By: Tamara B. Pow
Are you calculating the LLC fee correctly for an LLC’s sale of real estate?
The Franchise Tax Board just released FTB Legal Ruling 2016-01 (July 14, 2016) regarding the calculation of the limited liability company fee under California Revenue and Taxation Code Section 17942 for real property held for sale to customers in the ordinary course of business, as well as real property held for investment purposes. The FTB analyzed two fact situations. In the first scenario, a California LLC classified as a partnership holds real property for sale to customers in the ordinary course of its business and sells it during the 2016 taxable year. In the second scenario, the same LLC instead sells a parcel of unimproved real property held for investment purposes during the 2016 taxable year. The FTB ruled that the term “cost of goods sold” for purposes of RTC 17942(b)(1)(A) includes real property held for sale to customers in the ordinary course of a trade or business. “Therefore, LLCs that are dealers in real property must add the cost of goods sold (based on real property) back to gross income in calculating the LLC fee.” In the first scenario, the LLC’s adjusted basis in the real property will be added back to gross income for calculating the LLC fee due.

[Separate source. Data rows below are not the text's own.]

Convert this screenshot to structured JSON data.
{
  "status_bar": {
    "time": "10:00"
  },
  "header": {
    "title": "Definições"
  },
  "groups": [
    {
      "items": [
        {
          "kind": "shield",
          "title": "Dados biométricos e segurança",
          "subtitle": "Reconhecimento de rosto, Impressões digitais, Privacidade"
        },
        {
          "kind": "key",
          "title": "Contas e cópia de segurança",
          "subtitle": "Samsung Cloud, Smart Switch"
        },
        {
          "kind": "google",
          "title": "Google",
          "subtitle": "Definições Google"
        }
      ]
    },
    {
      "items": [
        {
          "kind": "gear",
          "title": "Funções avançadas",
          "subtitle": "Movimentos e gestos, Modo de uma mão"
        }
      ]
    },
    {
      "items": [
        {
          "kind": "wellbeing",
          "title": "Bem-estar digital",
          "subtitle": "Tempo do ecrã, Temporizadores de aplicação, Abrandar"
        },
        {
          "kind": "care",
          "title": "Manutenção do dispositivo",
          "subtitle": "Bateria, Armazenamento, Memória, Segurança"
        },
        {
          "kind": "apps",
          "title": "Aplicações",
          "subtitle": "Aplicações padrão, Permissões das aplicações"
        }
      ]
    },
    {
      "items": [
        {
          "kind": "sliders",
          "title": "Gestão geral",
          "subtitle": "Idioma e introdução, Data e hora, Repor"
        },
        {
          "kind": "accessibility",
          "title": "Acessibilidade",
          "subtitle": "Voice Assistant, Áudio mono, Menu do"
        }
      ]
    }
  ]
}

In the second scenario, where the LLC sold investment property instead of inventory property, the adjusted basis in the property will not be added back to gross income for calculating the LLC fee.
The FTB’s analysis focuses on legislative history regarding the use of the term “cost of goods sold” as it may relate to real estate. The ruling states that the Legislature’s intent was that the LLC fee be based on gross receipts for all LLCs, including LLCs that are dealers in real property. Similarly, Congress has also used the term “cost of goods sold” in relation to construction of real property by a taxpayer in the ordinary course of business, in the American Jobs Creation Act of 2004. The Tax Court has also used “costs of goods sold” to refer to the cost of the property sold, regardless of whether or not it was inventory. The US Supreme Court has also used the term “gross profit,” which is associated with cost of goods sold, in a case dealing with a real property dealer’s sale of real property. The FTB concludes that if “costs of goods sold” in RTC 17942 could not include real property, then Congress, the IRS and the courts would have been incorrect in their usage. As a result, “LLCs that are dealers in real property must add the costs of goods sold (based on real property) back to gross income in calculating the LLC fee.”
Tamara B. Pow is a founding partner of Strategy Law, LLP in downtown San Jose, California where she practices business and real estate law including limited liability company formations and operations, and both inventory and investment real property sales. Her consistent and extensive work with LLCs keeps her up to date when advising owners of LLCs and other business entities of Secretary of State updates and other changes in structuring real estate transactions and the legal requirements of maintaining business entity liability protection.
The information appearing in this blog does not constitute legal advice or opinion. Such advice and opinions are provided by the firm only upon engagement with respect to specific factual situations. Specific questions relating to this article should be addressed directly to Strategy Law, LLP.